After unlocking the partition, it will be available at /dev/mapper/name. Now create a file system of your choice with:

# mkfs.fstype /dev/mapper/name

Mount the file system to /home, or if it should be accessible to only one user to /home/username, see #Manual mounting and unmounting.

Tip: Unmount and mount once to verify that the mapping is working as intended.

Manual mounting and unmounting

To mount the partition:

# cryptsetup open device name
# mount -t fstype /dev/mapper/name /mnt/home

To unmount it:

# umount /mnt/home
# cryptsetup close name
Tip: GVFS can also mount encrypted partitions. One can use a file manager with gvfs support (e.g. Thunar) to mount the partition, and a password dialog will pop-up. For other desktops, zulucryptAUR also provides a GUI.

Automated unlocking and mounting

There are three different solutions for automating the process of unlocking the partition and mounting its filesystem.

At boot time

Using the /etc/crypttab configuration file, unlocking happens at boot time by systemd's automatic parsing. This is the recommended solution if you want to use one common partition for all user's home partitions or automatically mount another encrypted block device.

See Dm-crypt/System configuration#crypttab for references and Dm-crypt/System configuration#Mounting at boot time for an example setup.

On user login

  • Using pam-exec: recommended if you want to have a single user's home directory on a partition.
  • Using pam_mount.

File container

Cryptsetup operates with devices, therefore a loop device is required when using a file container. But cryptsetup can take care of the loop device management in the background (see Gentoo:Custom Initramfs#Encrypted keyfile), the user is not required to invoke losetup manually.

First, start by creating an encrypted file container with dd, using an appropriate random number generator:

$ dd if=/dev/urandom of=bigsecret.img bs=100M count=1 iflag=fullblock

This will create the file bigsecret.img with a size of 100 mebibytes.

Make sure to not omit the iflag=fullblock option, otherwise dd might return a partial read. See dd#Partial read: copied data is smaller than requested for details.

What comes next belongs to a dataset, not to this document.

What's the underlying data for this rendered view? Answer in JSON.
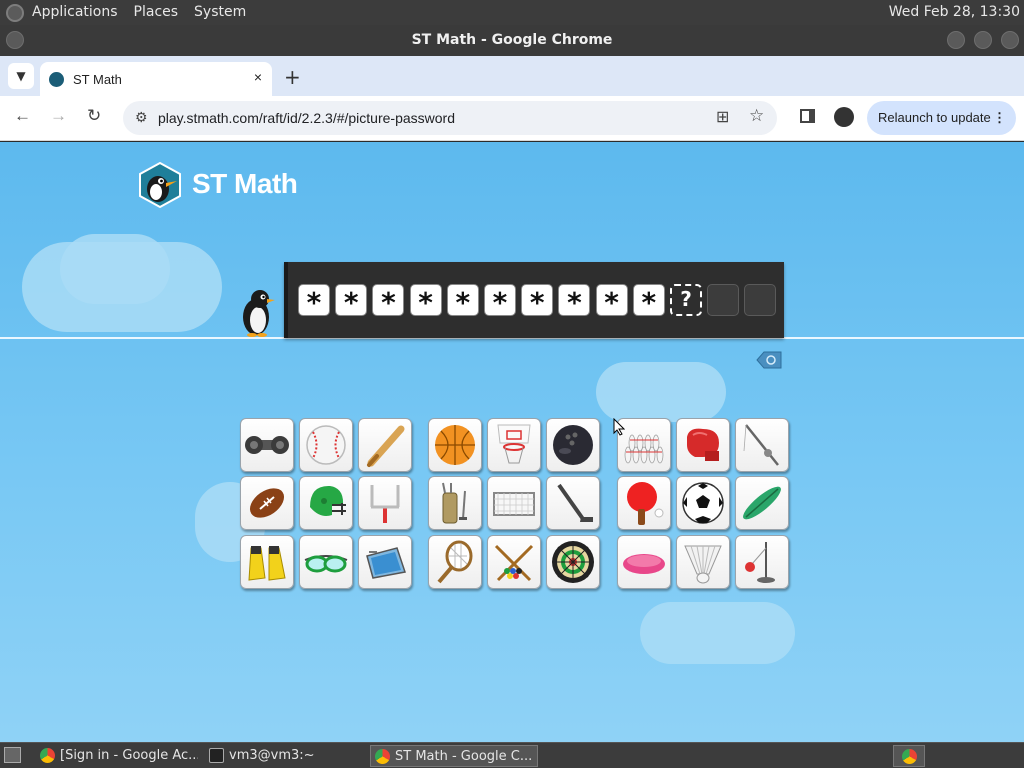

To avoid having to resize the container later on, make sure to make it larger than the total size of the files to be encrypted, plus internal file-system/metadata overhead, plus LUKS header. If you are going to use LUKS mode, its metadata header alone requires up to 16 mebibytes. Creating a file smaller than the LUKS2 header (16 MiB) will give a Requested offset is beyond real size of device bigsecret.img error when trying to open the device.

The subsequent steps are the same as described in #Partition, but instead of using a device use bigsecret.img.

In the background, cryptsetup will take care of finding a free loop device and attaching the file to it. After unmouting, the file container should be closed accordingly; cryptsetup will also detach the used loop device afterwards.

Tip: Containers with dm-crypt can be very flexible. Have a look at the features and documentation of Tomb. It provides a dm-crypt script wrapper for fast and flexible handling.

Manual mounting and unmounting using losetup

To manually mount a file container with a LUKS and an ext4 filesystem inside, first find an unused loop device:

# losetup --find

Then attach the file container to a loop device, e.g. loop0:

# losetup /dev/loop0 bigsecret.img
Note: If it gives you the error /dev/loop0: No such file or directory, you need to first load the kernel module with modprobe loop as root. These days (Kernel 3.2) loop devices are created on demand. Ask for a new loop device with losetup -f as root.

Now proceed with the normal cryptsetup operation:

# cryptsetup open /dev/loop0 secret
# mount -t ext4 /dev/mapper/secret /mnt/secret

Proceed in reverse order to unmount the container properly:

# umount /mnt/secret
# cryptsetup close secret

To detach the used loop device:

# losetup --detach /dev/loop0